Using the right language is important for how we understand ourselves and each other, and for reducing stigma and discrimination. By using inclusive language we avoid defining people by illness alone, and promote broader understandings of people’s experiences and opportunities for recovery. Since the Mental Health Commission of NSW was established, the language used by those living with mental health issues, their families and carers, and people working in the mental health system, has changed. It is difficult to find language that fully describes everyone’s experiences of distress and recovery and experiences of care, support and advocacy, as well as Aboriginal cultural understandings of social and emotional wellbeing.
The Commission generally uses the phrases ‘people with lived experience of mental health issues’ rather than terms such as ‘consumer’ or ‘people with mental illness’; and ‘people with lived experience of caring’ rather than ‘carers’. By using these terms we seek to include experiences of mental health issues of all kinds, no matter where they fall on the spectrum of severity. We also aim to capture experiences that people feel are well described in traditional medical understandings of illness, and experiences that people understand in different ways.

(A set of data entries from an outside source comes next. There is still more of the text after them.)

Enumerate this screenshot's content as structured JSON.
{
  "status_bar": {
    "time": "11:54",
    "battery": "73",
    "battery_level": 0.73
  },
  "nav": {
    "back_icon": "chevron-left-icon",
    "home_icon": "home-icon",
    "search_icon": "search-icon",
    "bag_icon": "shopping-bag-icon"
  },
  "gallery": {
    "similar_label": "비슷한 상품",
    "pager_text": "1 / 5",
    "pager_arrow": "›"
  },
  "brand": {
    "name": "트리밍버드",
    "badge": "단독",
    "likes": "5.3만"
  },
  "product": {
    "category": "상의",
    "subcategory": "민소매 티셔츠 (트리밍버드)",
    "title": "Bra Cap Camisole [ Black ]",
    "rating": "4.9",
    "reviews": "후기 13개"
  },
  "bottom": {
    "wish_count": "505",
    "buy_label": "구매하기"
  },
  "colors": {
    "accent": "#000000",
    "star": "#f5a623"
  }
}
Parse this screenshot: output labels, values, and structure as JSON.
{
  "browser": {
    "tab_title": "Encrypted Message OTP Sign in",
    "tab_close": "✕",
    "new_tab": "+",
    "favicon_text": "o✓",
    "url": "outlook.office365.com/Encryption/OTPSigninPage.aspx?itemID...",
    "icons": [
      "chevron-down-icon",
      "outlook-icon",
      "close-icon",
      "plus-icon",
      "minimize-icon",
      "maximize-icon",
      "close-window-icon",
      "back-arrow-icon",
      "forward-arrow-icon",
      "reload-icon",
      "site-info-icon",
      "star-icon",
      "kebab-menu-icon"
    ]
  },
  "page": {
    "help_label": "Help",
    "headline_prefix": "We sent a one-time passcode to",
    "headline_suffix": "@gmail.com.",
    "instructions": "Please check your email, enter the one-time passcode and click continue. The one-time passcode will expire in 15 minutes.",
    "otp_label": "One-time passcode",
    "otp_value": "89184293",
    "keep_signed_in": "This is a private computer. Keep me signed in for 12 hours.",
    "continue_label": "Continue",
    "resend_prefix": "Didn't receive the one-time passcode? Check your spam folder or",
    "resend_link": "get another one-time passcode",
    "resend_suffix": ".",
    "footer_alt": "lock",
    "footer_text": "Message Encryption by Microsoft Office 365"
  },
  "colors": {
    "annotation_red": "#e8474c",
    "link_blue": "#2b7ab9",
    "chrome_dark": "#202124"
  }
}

We know that language continues to change and we will update this website with more current and inclusive language as it changes.